### Work to be completed
The answer must be a single number: how many lines in the entries hold the string "shape".

(Data records for software interfaces)
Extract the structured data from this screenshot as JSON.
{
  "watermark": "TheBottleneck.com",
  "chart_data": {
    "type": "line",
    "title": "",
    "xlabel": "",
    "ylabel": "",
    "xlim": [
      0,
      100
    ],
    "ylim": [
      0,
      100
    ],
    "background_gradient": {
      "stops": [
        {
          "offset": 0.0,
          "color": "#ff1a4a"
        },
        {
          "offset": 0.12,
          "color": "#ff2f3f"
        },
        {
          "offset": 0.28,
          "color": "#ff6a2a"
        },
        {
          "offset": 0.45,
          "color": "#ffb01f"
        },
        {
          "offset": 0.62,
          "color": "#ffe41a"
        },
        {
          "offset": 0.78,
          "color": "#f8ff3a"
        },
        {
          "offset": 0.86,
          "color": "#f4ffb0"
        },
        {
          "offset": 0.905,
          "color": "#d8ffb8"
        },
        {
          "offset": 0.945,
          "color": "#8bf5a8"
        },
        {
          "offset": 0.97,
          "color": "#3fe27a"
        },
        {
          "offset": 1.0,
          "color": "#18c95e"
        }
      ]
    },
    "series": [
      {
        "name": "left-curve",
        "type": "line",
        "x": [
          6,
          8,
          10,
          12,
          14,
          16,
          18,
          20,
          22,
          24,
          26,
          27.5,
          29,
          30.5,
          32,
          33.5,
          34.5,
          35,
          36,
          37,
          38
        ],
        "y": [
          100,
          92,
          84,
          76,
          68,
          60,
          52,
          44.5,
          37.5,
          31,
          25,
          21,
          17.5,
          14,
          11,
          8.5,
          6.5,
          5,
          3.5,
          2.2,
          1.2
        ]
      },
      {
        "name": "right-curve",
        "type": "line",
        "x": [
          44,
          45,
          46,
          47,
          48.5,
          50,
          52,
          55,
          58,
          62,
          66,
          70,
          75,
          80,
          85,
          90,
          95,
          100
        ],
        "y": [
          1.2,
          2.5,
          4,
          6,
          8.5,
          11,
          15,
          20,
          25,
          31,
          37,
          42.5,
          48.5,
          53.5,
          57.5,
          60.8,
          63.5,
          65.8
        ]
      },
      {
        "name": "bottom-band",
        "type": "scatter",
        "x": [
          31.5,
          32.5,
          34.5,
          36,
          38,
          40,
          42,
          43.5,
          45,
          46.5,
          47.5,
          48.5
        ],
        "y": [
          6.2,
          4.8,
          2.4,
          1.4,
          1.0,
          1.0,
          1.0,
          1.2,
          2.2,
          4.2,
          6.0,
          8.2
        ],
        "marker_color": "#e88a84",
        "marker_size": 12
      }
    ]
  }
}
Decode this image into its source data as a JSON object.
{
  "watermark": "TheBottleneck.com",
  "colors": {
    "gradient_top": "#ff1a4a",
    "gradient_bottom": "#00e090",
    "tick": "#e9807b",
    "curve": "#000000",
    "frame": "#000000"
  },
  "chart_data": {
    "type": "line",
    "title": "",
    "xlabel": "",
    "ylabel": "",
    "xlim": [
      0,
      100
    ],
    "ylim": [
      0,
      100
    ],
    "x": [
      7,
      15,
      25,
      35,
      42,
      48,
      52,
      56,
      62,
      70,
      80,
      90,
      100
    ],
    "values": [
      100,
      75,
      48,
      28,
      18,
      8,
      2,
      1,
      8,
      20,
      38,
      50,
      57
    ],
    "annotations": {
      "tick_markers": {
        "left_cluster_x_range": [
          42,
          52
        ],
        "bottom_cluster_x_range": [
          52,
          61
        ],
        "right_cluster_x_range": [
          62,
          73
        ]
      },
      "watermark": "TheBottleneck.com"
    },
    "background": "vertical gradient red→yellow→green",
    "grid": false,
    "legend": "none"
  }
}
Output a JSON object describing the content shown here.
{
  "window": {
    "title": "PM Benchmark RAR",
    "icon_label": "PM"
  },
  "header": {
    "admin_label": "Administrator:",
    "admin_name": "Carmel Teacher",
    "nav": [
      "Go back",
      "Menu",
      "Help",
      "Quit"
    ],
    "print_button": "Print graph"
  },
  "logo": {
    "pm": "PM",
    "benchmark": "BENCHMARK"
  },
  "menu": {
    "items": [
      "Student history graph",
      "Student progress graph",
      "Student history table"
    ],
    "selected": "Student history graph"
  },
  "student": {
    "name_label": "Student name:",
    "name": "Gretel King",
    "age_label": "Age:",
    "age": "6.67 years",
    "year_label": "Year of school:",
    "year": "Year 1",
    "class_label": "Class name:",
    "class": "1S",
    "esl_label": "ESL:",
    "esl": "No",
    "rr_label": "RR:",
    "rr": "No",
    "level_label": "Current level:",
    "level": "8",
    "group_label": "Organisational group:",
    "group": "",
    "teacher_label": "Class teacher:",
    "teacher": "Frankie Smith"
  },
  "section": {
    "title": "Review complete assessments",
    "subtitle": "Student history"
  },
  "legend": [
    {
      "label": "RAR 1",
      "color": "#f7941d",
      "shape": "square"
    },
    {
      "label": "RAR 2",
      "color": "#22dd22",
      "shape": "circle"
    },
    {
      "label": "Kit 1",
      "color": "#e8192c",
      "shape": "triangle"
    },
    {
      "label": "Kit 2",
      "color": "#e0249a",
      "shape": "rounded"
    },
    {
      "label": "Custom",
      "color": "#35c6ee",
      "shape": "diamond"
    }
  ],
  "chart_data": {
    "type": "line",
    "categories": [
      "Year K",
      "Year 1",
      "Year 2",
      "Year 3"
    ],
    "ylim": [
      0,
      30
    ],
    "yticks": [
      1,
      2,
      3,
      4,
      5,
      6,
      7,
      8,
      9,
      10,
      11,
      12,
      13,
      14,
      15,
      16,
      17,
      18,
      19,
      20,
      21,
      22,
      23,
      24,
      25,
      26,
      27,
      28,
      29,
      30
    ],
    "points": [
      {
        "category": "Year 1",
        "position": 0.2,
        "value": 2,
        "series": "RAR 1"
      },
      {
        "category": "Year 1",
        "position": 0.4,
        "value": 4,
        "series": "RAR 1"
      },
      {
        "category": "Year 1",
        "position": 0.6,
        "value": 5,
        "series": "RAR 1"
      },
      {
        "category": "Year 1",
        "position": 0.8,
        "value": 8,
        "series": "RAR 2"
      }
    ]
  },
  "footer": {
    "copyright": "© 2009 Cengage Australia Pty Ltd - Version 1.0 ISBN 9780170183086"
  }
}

### Answer
5